### ACTIVITY:
Lines that contain "Courses" are to be copied from the material, every one of them.

☆ ☆ ☆ ☆ ☆

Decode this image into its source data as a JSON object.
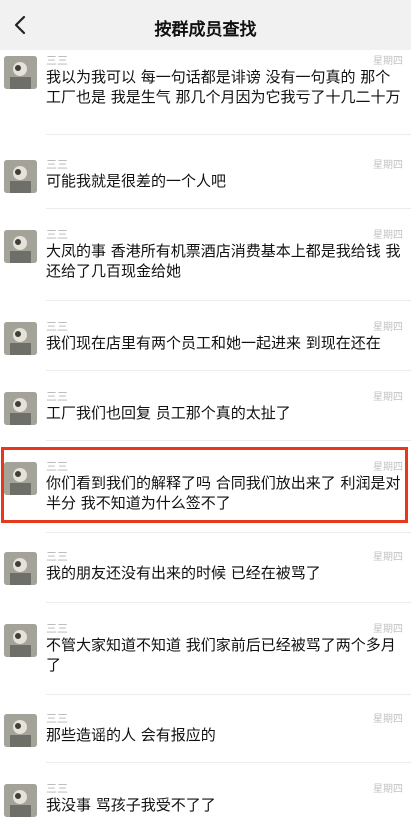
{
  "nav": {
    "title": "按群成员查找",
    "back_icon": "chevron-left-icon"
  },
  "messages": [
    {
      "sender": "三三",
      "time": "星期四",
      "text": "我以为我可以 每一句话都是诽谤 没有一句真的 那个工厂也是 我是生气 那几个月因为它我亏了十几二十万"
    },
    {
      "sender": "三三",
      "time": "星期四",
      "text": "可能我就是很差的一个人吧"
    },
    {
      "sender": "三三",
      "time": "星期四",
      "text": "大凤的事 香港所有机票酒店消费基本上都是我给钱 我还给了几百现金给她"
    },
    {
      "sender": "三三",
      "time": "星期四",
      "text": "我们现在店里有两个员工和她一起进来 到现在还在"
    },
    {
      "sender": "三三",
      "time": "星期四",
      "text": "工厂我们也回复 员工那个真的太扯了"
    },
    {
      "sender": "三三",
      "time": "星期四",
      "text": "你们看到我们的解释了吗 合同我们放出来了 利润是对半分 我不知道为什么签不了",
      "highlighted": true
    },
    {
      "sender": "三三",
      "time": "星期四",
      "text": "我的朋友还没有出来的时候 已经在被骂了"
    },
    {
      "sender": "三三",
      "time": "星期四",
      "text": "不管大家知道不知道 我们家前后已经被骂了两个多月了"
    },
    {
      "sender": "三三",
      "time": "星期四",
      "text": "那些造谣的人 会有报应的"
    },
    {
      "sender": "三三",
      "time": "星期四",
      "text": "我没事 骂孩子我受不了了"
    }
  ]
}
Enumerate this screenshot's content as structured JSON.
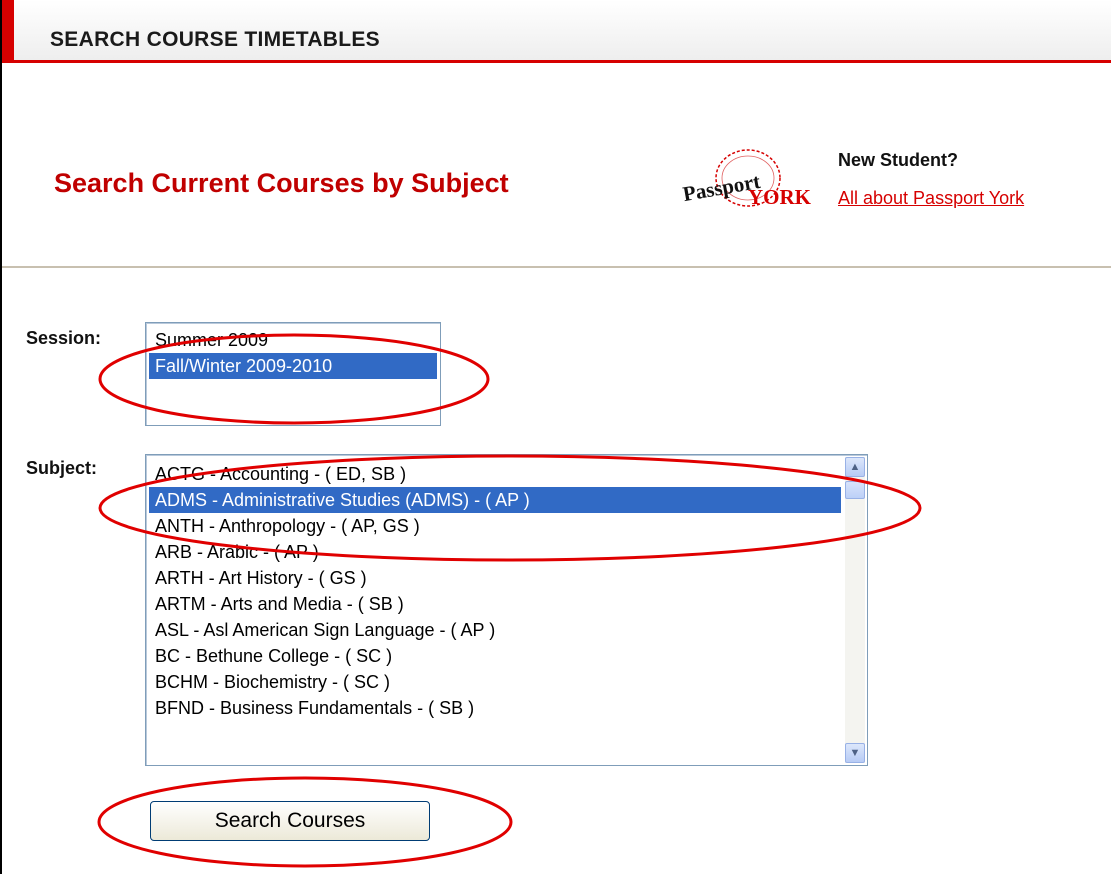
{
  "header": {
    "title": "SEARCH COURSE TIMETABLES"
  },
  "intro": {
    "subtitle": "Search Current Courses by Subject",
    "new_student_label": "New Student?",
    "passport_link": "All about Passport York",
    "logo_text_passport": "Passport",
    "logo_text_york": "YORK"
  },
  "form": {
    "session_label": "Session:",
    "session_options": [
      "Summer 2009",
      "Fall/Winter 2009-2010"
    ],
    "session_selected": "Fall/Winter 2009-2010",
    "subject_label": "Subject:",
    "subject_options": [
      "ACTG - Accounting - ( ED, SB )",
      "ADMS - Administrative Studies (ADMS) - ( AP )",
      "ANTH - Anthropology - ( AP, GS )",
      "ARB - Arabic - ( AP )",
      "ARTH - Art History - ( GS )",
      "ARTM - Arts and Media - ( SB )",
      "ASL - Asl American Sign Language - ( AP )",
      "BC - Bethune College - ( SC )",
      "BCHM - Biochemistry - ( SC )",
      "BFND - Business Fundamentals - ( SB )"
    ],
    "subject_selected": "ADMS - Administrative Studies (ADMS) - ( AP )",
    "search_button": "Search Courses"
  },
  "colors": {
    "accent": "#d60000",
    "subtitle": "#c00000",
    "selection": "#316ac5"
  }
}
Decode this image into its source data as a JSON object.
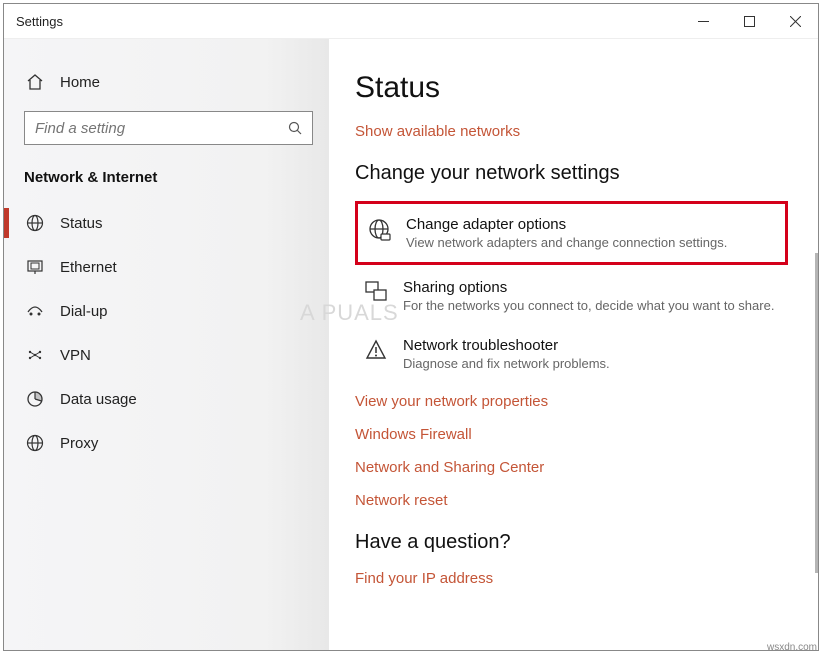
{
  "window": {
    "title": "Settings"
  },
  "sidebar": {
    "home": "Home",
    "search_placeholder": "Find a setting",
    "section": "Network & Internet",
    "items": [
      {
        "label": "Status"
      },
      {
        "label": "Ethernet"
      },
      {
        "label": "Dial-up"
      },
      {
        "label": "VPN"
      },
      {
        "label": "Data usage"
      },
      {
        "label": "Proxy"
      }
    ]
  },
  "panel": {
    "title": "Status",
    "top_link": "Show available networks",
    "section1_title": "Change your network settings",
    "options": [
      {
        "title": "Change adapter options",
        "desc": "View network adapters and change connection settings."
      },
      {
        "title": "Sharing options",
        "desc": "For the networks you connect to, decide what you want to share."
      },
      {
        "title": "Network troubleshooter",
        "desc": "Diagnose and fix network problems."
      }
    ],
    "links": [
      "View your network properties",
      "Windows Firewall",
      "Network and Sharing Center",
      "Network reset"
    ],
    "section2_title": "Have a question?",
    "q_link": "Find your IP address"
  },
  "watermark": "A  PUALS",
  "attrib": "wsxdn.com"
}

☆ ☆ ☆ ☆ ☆

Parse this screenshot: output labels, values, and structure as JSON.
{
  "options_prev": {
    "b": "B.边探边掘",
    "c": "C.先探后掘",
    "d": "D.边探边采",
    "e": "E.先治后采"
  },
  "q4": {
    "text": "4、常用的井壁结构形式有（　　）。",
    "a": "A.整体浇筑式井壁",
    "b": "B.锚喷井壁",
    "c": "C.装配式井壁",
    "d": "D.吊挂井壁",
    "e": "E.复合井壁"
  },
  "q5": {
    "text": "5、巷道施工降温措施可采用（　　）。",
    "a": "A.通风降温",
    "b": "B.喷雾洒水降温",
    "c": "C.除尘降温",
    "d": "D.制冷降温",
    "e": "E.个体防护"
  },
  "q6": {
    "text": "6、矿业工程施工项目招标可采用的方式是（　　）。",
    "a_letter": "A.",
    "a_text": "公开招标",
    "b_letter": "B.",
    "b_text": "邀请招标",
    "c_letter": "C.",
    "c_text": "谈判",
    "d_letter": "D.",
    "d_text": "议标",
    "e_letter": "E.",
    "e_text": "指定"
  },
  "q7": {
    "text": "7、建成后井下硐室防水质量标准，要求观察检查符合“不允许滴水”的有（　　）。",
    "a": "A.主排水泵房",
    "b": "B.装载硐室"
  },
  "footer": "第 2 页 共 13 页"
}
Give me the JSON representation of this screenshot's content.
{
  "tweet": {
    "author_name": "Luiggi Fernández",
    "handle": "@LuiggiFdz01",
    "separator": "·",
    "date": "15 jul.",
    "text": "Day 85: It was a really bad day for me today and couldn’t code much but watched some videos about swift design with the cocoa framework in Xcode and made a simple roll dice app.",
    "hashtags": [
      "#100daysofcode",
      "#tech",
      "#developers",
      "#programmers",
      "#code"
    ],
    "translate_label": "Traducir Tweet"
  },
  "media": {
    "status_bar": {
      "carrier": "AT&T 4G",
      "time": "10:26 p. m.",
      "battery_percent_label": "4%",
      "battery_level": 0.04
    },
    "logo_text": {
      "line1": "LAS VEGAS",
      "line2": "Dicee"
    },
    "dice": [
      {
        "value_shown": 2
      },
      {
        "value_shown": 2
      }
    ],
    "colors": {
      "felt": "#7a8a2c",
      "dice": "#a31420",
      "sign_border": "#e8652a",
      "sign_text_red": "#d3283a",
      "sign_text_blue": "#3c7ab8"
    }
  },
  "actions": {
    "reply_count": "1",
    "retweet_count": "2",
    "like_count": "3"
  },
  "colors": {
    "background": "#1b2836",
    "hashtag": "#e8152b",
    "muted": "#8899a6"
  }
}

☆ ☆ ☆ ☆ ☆

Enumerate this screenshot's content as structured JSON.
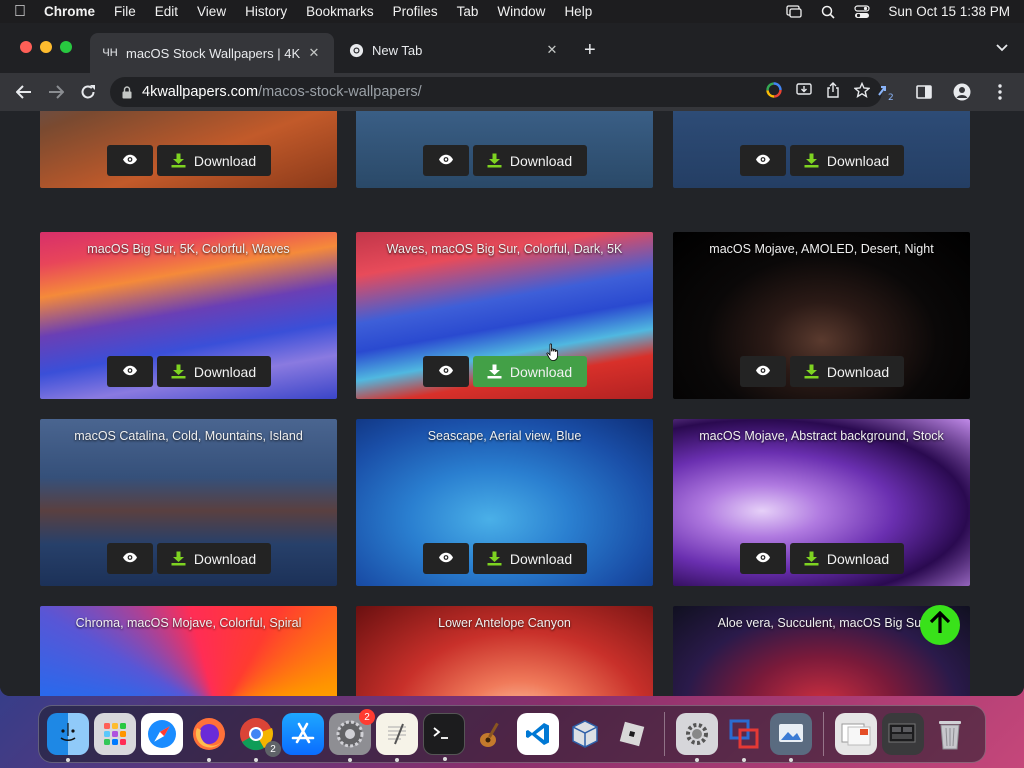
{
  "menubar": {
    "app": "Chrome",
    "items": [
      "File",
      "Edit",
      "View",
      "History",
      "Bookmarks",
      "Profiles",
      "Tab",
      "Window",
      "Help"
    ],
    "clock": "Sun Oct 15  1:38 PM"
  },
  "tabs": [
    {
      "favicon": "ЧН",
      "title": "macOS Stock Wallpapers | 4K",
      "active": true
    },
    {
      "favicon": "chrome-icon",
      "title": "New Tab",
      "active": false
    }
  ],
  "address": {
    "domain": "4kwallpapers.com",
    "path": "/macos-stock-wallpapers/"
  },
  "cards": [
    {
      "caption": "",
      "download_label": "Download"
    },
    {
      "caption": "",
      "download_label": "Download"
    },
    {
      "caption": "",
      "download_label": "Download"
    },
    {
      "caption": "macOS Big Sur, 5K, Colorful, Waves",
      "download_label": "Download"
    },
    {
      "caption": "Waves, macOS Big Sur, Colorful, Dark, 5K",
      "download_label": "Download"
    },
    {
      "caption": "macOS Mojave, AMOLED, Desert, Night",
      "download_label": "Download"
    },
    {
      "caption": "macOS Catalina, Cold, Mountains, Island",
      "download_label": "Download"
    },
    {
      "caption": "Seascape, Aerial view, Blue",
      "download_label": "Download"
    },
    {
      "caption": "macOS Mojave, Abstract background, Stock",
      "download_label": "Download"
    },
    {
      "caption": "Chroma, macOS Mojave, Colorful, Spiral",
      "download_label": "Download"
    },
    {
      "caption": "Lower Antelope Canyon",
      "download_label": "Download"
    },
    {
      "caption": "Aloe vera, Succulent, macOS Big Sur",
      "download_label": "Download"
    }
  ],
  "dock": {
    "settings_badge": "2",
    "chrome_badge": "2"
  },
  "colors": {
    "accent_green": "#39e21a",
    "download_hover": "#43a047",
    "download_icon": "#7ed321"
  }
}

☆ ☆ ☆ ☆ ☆

### WRITTEN RESPONSE:
    "subtitle": "Search Current Courses by Subject",
    "search_button": "Search Courses"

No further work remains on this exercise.